*Task to complete:* If a line in the data has the string "list", please show it.

*Records for this exercise:*
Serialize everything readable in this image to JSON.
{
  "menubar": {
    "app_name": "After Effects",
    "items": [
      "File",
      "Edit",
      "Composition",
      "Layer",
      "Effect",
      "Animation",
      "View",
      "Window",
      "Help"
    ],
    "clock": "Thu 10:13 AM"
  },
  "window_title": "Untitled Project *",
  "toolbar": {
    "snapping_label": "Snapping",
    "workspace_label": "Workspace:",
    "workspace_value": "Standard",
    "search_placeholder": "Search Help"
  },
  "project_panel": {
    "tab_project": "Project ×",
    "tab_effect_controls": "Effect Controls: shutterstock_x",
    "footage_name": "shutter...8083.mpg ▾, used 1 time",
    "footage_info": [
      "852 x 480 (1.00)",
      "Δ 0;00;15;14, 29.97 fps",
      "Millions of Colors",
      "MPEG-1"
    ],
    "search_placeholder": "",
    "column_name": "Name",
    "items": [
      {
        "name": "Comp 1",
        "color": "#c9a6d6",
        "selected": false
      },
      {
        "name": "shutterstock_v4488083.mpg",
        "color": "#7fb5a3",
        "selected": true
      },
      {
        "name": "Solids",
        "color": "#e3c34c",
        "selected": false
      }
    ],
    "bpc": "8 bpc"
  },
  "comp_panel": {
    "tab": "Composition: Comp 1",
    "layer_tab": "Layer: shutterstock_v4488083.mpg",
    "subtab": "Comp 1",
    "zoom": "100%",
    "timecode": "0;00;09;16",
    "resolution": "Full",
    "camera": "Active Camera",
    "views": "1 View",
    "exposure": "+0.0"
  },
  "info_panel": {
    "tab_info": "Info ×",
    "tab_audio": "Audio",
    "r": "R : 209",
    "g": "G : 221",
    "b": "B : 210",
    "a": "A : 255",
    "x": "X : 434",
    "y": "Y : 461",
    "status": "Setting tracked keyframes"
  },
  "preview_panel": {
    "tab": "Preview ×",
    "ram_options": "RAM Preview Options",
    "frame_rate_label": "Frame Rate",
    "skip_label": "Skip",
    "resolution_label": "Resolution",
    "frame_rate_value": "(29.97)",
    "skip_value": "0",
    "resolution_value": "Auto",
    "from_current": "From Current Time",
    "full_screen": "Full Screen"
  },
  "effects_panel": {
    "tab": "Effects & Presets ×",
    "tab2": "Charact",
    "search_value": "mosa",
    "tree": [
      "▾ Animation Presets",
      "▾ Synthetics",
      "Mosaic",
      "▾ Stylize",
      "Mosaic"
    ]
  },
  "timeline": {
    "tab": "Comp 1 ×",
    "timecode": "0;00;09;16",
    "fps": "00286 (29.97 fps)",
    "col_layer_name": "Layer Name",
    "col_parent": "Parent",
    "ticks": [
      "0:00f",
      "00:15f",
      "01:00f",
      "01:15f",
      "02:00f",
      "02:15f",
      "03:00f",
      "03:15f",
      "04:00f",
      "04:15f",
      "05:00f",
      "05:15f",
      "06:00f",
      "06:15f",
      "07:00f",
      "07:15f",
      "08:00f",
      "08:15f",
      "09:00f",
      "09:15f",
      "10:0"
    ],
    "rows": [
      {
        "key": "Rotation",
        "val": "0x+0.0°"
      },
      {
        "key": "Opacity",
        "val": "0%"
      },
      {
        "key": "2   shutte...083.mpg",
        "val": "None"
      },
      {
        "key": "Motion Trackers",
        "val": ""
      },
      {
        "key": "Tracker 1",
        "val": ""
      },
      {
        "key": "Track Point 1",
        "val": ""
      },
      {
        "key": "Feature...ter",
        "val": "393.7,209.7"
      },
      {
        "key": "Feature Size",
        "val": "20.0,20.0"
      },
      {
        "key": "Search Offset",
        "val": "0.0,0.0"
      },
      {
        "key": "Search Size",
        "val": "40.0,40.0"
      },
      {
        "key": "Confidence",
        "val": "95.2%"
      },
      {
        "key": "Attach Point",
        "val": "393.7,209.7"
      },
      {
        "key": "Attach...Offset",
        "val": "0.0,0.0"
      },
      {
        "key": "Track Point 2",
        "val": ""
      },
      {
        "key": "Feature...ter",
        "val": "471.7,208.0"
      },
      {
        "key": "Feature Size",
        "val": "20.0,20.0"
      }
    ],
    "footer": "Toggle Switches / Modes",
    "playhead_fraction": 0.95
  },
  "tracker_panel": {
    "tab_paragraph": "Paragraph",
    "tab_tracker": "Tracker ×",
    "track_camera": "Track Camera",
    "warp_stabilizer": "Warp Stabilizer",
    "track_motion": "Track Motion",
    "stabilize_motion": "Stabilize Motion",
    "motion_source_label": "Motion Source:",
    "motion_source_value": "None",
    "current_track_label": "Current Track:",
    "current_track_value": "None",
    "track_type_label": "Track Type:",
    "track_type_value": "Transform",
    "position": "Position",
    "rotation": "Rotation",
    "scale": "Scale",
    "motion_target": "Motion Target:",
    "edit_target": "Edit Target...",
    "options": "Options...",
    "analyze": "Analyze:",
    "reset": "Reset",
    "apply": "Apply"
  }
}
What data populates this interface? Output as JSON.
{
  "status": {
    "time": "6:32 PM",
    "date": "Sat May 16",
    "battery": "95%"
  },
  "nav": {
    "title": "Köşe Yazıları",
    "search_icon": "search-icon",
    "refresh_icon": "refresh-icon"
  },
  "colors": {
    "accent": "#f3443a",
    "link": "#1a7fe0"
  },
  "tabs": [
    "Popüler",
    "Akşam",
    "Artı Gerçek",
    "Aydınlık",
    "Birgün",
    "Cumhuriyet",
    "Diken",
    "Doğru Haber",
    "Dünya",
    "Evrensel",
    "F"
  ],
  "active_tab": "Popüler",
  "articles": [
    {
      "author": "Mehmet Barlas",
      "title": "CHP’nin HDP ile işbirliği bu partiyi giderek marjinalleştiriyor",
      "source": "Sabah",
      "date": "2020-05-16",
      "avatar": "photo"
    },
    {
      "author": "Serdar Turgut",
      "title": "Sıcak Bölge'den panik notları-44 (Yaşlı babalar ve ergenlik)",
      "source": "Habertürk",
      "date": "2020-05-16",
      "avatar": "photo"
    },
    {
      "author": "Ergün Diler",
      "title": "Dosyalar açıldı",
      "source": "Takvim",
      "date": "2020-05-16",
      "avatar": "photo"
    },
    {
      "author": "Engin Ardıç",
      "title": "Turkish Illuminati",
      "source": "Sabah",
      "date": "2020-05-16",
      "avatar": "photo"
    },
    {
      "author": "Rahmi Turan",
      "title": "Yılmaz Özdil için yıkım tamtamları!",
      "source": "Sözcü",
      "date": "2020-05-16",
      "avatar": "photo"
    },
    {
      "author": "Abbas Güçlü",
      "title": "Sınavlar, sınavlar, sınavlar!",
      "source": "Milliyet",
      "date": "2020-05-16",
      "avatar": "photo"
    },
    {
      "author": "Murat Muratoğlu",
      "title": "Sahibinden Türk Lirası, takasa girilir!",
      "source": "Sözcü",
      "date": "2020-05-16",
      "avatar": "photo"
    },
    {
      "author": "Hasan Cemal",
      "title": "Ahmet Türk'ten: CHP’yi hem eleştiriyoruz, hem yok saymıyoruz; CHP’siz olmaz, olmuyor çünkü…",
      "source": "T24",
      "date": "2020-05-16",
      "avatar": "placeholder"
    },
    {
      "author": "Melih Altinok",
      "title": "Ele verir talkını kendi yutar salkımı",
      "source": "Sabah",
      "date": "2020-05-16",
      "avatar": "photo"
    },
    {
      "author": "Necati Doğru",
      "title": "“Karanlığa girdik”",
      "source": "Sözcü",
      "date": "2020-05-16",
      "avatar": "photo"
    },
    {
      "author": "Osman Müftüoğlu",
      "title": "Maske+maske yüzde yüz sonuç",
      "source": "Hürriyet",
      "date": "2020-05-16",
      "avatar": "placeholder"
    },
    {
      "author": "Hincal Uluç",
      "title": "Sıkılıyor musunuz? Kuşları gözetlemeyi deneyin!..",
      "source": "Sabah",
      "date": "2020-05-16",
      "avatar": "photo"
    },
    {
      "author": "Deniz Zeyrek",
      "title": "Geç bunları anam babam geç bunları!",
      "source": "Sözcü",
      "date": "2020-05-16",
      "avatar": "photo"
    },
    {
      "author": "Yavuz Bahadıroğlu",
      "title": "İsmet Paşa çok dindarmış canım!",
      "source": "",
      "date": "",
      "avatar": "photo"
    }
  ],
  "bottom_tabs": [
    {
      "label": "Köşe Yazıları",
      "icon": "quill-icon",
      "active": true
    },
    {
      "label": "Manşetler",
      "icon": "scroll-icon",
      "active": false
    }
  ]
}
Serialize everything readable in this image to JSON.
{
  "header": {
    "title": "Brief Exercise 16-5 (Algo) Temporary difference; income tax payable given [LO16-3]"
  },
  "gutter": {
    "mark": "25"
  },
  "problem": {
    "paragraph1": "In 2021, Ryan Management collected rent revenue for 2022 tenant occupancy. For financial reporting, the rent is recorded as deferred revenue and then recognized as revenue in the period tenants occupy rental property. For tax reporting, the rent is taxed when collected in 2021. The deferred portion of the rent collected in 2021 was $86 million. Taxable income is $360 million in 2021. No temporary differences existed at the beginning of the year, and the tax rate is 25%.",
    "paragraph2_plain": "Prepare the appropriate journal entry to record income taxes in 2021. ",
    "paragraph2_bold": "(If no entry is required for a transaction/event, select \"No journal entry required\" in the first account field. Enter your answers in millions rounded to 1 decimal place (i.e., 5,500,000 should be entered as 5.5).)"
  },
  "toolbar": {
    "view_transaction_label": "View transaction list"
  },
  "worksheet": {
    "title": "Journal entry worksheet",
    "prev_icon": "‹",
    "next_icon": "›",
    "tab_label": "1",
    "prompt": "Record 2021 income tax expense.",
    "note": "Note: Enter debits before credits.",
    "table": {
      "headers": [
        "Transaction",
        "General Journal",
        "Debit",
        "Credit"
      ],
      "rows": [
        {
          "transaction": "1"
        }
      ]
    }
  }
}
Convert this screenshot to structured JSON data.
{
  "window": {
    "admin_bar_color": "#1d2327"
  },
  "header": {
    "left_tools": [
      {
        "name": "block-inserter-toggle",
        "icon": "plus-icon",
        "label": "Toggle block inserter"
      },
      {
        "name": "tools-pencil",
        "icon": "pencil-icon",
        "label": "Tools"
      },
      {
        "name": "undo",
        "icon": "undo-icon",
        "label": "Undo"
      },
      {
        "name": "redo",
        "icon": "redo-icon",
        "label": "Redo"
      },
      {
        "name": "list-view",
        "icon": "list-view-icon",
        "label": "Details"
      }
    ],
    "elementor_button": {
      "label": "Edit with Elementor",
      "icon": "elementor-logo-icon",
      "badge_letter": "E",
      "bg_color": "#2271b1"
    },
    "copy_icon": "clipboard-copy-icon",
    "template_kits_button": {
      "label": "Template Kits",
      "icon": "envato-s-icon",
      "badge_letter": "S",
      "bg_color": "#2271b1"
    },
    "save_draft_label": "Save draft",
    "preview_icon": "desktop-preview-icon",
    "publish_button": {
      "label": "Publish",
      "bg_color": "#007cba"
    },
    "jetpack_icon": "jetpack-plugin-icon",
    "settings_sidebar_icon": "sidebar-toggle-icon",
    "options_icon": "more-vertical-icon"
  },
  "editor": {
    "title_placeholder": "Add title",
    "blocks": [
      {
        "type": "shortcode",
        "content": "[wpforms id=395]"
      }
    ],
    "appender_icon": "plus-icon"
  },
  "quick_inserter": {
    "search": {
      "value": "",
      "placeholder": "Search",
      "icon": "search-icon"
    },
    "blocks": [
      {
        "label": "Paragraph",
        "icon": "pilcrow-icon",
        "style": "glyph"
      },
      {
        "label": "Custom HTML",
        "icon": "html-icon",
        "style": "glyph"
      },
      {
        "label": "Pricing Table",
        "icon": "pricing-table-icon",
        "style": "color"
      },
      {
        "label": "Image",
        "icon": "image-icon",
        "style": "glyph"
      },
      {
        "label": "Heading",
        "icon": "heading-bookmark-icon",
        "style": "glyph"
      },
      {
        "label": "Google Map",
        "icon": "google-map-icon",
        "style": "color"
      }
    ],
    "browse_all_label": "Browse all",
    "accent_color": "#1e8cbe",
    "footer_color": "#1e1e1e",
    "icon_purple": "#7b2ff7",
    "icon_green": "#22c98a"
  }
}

*Exercise answer:*
    "view_transaction_label": "View transaction list"
        "name": "list-view",
        "icon": "list-view-icon",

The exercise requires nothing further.